Because my bladder was weakened from the disease, I became familiar with every public restroom in Philadelphia. Through these “Suburban Station” trips to the restroom, I met a number of homeless women who were using one bath­room in particular to bathe and change their clothes. As a result of my restroom encounters with the women, I developed the idea of “unshopping.” I would take a shopping bag with me each time I passed through the station, fill it with clothes, and set up a little “boutique” in the bathroom. The goal was to “unshop”—empty my bag rather than fill it. Soon parishioners began to do like­wise. I also began to hire the street musicians whom I would meet during my travels to supplement our music program at the church.

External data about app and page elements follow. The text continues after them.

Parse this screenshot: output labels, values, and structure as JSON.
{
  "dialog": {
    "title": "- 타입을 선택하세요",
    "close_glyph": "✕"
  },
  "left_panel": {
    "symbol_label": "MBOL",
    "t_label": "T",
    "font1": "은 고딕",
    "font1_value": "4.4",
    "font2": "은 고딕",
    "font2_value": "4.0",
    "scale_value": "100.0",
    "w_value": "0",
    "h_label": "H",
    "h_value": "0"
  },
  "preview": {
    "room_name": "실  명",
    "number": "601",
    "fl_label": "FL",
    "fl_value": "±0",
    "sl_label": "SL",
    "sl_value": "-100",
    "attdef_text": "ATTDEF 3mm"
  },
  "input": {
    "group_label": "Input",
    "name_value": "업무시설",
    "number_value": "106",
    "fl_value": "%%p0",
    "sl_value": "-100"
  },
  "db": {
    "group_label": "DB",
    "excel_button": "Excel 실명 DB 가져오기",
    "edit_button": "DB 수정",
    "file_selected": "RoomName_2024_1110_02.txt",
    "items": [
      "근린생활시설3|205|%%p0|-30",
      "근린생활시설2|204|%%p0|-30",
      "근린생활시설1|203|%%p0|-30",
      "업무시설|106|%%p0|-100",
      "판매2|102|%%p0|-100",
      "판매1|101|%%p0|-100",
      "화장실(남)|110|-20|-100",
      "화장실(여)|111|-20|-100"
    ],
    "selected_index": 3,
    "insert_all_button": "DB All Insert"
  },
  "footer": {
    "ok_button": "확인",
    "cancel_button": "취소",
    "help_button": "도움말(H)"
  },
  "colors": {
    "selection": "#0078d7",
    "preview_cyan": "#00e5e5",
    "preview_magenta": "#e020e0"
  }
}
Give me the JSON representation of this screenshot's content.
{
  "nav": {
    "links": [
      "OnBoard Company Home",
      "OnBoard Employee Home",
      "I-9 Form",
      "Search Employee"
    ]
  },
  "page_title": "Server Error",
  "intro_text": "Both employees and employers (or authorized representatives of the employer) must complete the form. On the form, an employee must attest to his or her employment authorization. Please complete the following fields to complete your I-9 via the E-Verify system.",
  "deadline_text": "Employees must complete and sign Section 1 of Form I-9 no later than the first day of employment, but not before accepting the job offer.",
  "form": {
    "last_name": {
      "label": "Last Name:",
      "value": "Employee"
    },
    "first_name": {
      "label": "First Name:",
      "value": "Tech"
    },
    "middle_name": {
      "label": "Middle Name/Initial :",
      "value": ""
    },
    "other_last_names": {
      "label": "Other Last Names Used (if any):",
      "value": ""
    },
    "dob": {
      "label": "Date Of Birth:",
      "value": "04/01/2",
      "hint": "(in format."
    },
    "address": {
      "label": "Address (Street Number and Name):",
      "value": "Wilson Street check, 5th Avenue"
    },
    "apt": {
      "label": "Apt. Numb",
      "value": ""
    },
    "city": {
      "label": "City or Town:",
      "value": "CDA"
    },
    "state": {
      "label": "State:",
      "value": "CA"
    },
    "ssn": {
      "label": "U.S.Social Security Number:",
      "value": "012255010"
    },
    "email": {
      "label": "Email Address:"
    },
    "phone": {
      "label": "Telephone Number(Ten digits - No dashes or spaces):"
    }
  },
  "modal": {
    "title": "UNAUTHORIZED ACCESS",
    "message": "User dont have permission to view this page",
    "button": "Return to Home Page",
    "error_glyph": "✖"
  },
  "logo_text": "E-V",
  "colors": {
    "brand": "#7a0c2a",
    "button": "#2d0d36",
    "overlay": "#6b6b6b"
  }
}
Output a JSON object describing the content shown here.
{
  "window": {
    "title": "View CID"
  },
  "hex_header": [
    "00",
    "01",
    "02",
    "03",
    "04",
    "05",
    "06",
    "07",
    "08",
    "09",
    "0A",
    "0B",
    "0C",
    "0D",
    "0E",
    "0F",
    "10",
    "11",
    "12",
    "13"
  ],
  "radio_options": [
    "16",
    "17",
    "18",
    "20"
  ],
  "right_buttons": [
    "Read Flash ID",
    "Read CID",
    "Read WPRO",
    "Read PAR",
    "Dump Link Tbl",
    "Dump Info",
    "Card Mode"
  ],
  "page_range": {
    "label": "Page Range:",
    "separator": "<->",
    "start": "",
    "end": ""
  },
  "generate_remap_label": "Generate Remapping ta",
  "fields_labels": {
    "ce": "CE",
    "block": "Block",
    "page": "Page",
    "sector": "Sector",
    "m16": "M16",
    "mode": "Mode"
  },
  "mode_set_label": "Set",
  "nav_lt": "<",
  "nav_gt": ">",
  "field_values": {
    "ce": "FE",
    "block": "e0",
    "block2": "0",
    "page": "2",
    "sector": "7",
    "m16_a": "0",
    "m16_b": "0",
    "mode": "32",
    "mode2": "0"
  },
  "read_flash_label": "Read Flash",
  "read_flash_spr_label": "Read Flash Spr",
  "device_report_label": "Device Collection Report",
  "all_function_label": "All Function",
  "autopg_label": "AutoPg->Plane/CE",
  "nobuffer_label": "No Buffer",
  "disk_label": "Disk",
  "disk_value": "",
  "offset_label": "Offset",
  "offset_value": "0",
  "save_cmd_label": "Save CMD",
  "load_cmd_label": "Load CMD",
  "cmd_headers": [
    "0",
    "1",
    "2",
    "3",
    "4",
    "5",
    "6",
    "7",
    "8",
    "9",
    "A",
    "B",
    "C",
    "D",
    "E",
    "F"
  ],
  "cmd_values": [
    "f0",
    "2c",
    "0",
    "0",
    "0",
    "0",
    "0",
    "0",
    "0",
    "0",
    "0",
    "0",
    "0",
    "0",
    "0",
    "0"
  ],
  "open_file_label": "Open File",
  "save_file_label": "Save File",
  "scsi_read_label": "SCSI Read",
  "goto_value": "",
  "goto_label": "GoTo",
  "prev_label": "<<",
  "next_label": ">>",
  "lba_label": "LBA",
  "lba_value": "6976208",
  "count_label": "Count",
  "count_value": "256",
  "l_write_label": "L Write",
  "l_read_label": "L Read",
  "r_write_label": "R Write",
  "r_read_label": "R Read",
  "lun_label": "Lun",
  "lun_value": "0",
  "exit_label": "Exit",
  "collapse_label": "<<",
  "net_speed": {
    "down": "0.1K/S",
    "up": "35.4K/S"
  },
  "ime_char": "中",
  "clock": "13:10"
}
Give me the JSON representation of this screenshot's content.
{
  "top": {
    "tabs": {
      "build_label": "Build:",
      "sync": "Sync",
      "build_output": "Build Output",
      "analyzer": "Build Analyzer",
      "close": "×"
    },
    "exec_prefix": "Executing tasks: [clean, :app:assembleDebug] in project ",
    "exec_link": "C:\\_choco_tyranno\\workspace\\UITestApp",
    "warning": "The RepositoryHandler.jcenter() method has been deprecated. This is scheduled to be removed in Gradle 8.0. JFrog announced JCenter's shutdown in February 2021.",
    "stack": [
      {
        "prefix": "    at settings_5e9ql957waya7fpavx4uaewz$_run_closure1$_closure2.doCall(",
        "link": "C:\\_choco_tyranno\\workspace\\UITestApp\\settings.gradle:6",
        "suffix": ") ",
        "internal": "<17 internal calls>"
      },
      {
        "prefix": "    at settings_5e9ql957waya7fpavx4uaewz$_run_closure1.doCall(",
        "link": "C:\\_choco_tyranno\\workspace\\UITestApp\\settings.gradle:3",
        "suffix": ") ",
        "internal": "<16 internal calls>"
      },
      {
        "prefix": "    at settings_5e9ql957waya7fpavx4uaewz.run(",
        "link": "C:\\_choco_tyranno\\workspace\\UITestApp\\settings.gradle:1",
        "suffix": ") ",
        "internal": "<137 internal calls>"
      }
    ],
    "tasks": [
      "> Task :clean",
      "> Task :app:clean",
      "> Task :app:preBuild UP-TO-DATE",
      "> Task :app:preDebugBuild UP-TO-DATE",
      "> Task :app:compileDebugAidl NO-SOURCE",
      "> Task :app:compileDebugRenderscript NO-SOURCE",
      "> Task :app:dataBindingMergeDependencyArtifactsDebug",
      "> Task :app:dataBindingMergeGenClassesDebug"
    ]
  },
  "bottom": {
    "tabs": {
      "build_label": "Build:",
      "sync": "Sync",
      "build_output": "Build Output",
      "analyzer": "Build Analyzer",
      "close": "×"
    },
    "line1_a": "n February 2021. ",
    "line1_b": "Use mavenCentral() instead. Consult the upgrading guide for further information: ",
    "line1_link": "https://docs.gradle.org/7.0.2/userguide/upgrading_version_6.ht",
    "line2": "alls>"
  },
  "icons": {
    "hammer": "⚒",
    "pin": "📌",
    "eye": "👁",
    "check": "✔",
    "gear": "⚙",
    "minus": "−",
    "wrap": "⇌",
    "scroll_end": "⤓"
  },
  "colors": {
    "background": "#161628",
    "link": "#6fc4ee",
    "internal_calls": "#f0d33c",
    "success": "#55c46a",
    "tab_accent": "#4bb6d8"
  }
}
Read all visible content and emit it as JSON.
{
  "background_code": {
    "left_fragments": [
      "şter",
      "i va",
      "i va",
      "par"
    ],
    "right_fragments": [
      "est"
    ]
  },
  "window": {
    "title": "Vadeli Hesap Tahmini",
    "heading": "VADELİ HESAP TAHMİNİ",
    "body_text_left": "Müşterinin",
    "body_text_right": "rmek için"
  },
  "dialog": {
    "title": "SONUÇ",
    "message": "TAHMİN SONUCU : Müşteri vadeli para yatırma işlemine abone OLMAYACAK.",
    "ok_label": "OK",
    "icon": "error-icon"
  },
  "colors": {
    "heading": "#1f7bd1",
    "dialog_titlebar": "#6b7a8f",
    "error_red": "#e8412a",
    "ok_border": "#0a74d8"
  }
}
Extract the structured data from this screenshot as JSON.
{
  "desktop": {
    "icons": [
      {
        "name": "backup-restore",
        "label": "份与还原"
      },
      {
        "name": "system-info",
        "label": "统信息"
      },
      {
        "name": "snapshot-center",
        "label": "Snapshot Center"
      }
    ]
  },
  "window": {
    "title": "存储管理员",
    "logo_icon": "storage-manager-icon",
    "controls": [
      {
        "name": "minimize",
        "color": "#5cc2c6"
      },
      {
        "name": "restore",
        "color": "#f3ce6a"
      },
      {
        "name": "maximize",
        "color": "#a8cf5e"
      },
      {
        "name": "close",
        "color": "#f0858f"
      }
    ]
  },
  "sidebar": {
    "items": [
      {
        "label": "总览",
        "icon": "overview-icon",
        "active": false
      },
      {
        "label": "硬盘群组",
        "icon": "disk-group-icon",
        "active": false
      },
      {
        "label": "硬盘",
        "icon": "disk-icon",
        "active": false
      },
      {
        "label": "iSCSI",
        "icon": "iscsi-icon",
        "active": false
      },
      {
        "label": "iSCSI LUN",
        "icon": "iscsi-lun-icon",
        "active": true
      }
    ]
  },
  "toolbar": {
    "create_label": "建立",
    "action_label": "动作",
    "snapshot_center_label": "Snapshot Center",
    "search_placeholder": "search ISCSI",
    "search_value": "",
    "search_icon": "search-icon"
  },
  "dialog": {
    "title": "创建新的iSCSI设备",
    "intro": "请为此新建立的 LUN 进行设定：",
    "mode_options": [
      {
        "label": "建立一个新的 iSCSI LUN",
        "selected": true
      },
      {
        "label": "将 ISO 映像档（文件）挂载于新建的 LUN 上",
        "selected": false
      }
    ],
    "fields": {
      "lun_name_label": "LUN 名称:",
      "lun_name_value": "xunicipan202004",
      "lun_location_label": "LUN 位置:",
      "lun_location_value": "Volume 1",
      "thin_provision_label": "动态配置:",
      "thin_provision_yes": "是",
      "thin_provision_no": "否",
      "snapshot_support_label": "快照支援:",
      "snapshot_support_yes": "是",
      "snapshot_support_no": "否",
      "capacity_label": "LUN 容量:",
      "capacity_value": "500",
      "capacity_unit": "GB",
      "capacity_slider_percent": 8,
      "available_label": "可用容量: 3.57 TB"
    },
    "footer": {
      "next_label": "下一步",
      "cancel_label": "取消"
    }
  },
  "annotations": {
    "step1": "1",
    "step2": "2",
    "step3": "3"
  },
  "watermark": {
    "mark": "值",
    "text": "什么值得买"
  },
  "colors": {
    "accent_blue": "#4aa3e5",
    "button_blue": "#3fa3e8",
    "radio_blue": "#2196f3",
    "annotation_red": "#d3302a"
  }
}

In thinking of the process with which I approached the problem of not driving, an important step was for me to identify the need. I then shared this need with a supportive and creative community. Together we looked at available resources, and I let myself be opened (albeit, not easily!) to the help that was offered. My motivation (that of being a good pastor) was strong; and even in my most discouraged times I held the belief every problem offered some sort of opportunity. For me, this was a matter of hope (seeing the God in all things) as opposed to optimism (seeing the good in all things.)

I am currently in the process of writing a proposal to SEPTA (Southeastern Pa. Transit Authority) to create Rest Rooms—places of hospitality right in the bus and train stations for homeless people to bathe, change their clothes, have a cup of coffee, and maybe even chat with mental health professionals. Parishioners have offered to prepare food and be available for conversation. I have also begun to meet monthly in the concourse with parishioners who work in town for lunch together and Bible study.

I still live with MG and I still can’t drive; but in 2002 I will be celebrating my tenth year of ordination as a pastor in the Lutheran Church. A little creativity coupled with a great deal of grace has helped to make this one of the richest decades of my life.